Requirement: Write out all of the entries exactly as given.

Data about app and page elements
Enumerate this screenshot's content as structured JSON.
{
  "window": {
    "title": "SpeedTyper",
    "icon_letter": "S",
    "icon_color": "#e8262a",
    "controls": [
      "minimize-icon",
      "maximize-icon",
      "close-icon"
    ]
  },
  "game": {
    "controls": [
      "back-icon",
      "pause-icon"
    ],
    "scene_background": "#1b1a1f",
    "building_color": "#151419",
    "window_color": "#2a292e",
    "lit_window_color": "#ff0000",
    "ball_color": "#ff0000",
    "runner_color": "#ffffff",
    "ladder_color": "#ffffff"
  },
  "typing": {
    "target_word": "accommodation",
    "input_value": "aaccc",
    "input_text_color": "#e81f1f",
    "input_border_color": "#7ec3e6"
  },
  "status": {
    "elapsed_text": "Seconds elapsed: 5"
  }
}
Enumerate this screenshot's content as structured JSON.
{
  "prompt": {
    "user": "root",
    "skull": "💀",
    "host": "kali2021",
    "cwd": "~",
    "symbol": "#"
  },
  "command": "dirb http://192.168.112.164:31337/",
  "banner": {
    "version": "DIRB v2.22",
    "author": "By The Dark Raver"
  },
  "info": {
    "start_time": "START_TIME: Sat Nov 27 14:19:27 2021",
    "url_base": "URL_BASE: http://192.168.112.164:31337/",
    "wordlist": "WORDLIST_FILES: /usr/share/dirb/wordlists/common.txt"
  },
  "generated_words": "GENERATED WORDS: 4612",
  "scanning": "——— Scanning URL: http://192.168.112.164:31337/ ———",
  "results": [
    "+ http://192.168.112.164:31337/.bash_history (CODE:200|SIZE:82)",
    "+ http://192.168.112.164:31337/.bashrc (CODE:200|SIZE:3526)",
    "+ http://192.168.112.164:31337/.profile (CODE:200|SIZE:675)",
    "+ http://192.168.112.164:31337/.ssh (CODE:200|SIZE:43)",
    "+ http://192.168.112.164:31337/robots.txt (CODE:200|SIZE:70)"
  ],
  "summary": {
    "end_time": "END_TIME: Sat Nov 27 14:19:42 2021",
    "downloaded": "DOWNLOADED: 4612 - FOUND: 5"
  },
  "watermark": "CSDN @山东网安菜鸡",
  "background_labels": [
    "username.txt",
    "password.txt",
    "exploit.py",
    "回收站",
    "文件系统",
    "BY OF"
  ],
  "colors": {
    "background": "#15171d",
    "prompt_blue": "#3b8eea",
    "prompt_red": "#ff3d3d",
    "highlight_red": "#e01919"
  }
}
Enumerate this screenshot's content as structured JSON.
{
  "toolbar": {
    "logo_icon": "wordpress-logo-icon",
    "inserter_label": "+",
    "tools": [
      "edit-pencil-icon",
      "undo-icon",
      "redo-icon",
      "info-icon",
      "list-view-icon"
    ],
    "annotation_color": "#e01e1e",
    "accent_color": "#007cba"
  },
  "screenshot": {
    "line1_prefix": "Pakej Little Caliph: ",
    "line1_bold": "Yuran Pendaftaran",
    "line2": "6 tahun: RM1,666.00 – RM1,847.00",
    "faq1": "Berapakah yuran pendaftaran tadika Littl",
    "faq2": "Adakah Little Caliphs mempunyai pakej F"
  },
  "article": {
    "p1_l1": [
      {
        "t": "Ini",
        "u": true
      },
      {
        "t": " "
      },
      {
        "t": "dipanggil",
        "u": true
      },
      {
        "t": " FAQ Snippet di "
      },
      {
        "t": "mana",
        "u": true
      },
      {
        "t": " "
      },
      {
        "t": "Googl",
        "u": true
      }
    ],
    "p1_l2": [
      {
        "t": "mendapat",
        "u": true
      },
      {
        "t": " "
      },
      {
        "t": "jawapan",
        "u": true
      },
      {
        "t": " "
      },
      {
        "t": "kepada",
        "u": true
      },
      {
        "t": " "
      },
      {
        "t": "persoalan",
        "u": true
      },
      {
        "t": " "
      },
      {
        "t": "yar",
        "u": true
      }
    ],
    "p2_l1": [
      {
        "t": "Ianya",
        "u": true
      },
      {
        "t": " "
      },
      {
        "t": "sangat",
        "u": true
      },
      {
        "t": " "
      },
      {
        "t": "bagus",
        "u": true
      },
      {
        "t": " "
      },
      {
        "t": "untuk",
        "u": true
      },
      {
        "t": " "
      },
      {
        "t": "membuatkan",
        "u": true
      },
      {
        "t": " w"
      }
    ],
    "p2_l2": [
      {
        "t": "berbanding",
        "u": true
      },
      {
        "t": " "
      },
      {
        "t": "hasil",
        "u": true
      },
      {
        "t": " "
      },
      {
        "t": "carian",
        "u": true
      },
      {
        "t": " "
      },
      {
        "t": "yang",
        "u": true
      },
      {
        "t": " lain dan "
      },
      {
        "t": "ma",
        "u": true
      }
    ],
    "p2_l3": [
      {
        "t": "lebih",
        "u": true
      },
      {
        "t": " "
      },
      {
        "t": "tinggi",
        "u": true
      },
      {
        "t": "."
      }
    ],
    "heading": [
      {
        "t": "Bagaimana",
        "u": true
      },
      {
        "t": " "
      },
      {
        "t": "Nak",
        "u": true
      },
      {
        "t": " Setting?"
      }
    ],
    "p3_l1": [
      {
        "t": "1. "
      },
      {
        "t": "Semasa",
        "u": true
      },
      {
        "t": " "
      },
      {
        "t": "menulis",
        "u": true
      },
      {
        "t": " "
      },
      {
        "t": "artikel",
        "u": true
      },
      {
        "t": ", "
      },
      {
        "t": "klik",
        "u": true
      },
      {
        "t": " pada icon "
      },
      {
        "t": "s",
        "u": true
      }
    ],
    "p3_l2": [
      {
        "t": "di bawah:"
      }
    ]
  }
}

Result for this exercise:
Enumerate this screenshot's content as structured JSON.
{
  "window": {
    "title": "SpeedTyper",
    "icon_letter": "S",
    "icon_color": "#e8262a",
    "controls": [
      "minimize-icon",
      "maximize-icon",
      "close-icon"
    ]
  },
  "game": {
    "controls": [
      "back-icon",
      "pause-icon"
    ],
    "scene_background": "#1b1a1f",
    "building_color": "#151419",
    "window_color": "#2a292e",
    "lit_window_color": "#ff0000",
    "ball_color": "#ff0000",
    "runner_color": "#ffffff",
    "ladder_color": "#ffffff"
  },
  "typing": {
    "target_word": "accommodation",
    "input_value": "aaccc",
    "input_text_color": "#e81f1f",
    "input_border_color": "#7ec3e6"
  },
  "status": {
    "elapsed_text": "Seconds elapsed: 5"
  }
}
Enumerate this screenshot's content as structured JSON.
{
  "prompt": {
    "user": "root",
    "skull": "💀",
    "host": "kali2021",
    "cwd": "~",
    "symbol": "#"
  },
  "command": "dirb http://192.168.112.164:31337/",
  "banner": {
    "version": "DIRB v2.22",
    "author": "By The Dark Raver"
  },
  "info": {
    "start_time": "START_TIME: Sat Nov 27 14:19:27 2021",
    "url_base": "URL_BASE: http://192.168.112.164:31337/",
    "wordlist": "WORDLIST_FILES: /usr/share/dirb/wordlists/common.txt"
  },
  "generated_words": "GENERATED WORDS: 4612",
  "scanning": "——— Scanning URL: http://192.168.112.164:31337/ ———",
  "results": [
    "+ http://192.168.112.164:31337/.bash_history (CODE:200|SIZE:82)",
    "+ http://192.168.112.164:31337/.bashrc (CODE:200|SIZE:3526)",
    "+ http://192.168.112.164:31337/.profile (CODE:200|SIZE:675)",
    "+ http://192.168.112.164:31337/.ssh (CODE:200|SIZE:43)",
    "+ http://192.168.112.164:31337/robots.txt (CODE:200|SIZE:70)"
  ],
  "summary": {
    "end_time": "END_TIME: Sat Nov 27 14:19:42 2021",
    "downloaded": "DOWNLOADED: 4612 - FOUND: 5"
  },
  "watermark": "CSDN @山东网安菜鸡",
  "background_labels": [
    "username.txt",
    "password.txt",
    "exploit.py",
    "回收站",
    "文件系统",
    "BY OF"
  ],
  "colors": {
    "background": "#15171d",
    "prompt_blue": "#3b8eea",
    "prompt_red": "#ff3d3d",
    "highlight_red": "#e01919"
  }
}
Enumerate this screenshot's content as structured JSON.
{
  "toolbar": {
    "logo_icon": "wordpress-logo-icon",
    "inserter_label": "+",
    "tools": [
      "edit-pencil-icon",
      "undo-icon",
      "redo-icon",
      "info-icon",
      "list-view-icon"
    ],
    "annotation_color": "#e01e1e",
    "accent_color": "#007cba"
  },
  "screenshot": {
    "line1_prefix": "Pakej Little Caliph: ",
    "line1_bold": "Yuran Pendaftaran",
    "line2": "6 tahun: RM1,666.00 – RM1,847.00",
    "faq1": "Berapakah yuran pendaftaran tadika Littl",
    "faq2": "Adakah Little Caliphs mempunyai pakej F"
  },
  "article": {
    "p1_l1": [
      {
        "t": "Ini",
        "u": true
      },
      {
        "t": " "
      },
      {
        "t": "dipanggil",
        "u": true
      },
      {
        "t": " FAQ Snippet di "
      },
      {
        "t": "mana",
        "u": true
      },
      {
        "t": " "
      },
      {
        "t": "Googl",
        "u": true
      }
    ],
    "p1_l2": [
      {
        "t": "mendapat",
        "u": true
      },
      {
        "t": " "
      },
      {
        "t": "jawapan",
        "u": true
      },
      {
        "t": " "
      },
      {
        "t": "kepada",
        "u": true
      },
      {
        "t": " "
      },
      {
        "t": "persoalan",
        "u": true
      },
      {
        "t": " "
      },
      {
        "t": "yar",
        "u": true
      }
    ],
    "p2_l1": [
      {
        "t": "Ianya",
        "u": true
      },
      {
        "t": " "
      },
      {
        "t": "sangat",
        "u": true
      },
      {
        "t": " "
      },
      {
        "t": "bagus",
        "u": true
      },
      {
        "t": " "
      },
      {
        "t": "untuk",
        "u": true
      },
      {
        "t": " "
      },
      {
        "t": "membuatkan",
        "u": true
      },
      {
        "t": " w"
      }
    ],
    "p2_l2": [
      {
        "t": "berbanding",
        "u": true
      },
      {
        "t": " "
      },
      {
        "t": "hasil",
        "u": true
      },
      {
        "t": " "
      },
      {
        "t": "carian",
        "u": true
      },
      {
        "t": " "
      },
      {
        "t": "yang",
        "u": true
      },
      {
        "t": " lain dan "
      },
      {
        "t": "ma",
        "u": true
      }
    ],
    "p2_l3": [
      {
        "t": "lebih",
        "u": true
      },
      {
        "t": " "
      },
      {
        "t": "tinggi",
        "u": true
      },
      {
        "t": "."
      }
    ],
    "heading": [
      {
        "t": "Bagaimana",
        "u": true
      },
      {
        "t": " "
      },
      {
        "t": "Nak",
        "u": true
      },
      {
        "t": " Setting?"
      }
    ],
    "p3_l1": [
      {
        "t": "1. "
      },
      {
        "t": "Semasa",
        "u": true
      },
      {
        "t": " "
      },
      {
        "t": "menulis",
        "u": true
      },
      {
        "t": " "
      },
      {
        "t": "artikel",
        "u": true
      },
      {
        "t": ", "
      },
      {
        "t": "klik",
        "u": true
      },
      {
        "t": " pada icon "
      },
      {
        "t": "s",
        "u": true
      }
    ],
    "p3_l2": [
      {
        "t": "di bawah:"
      }
    ]
  }
}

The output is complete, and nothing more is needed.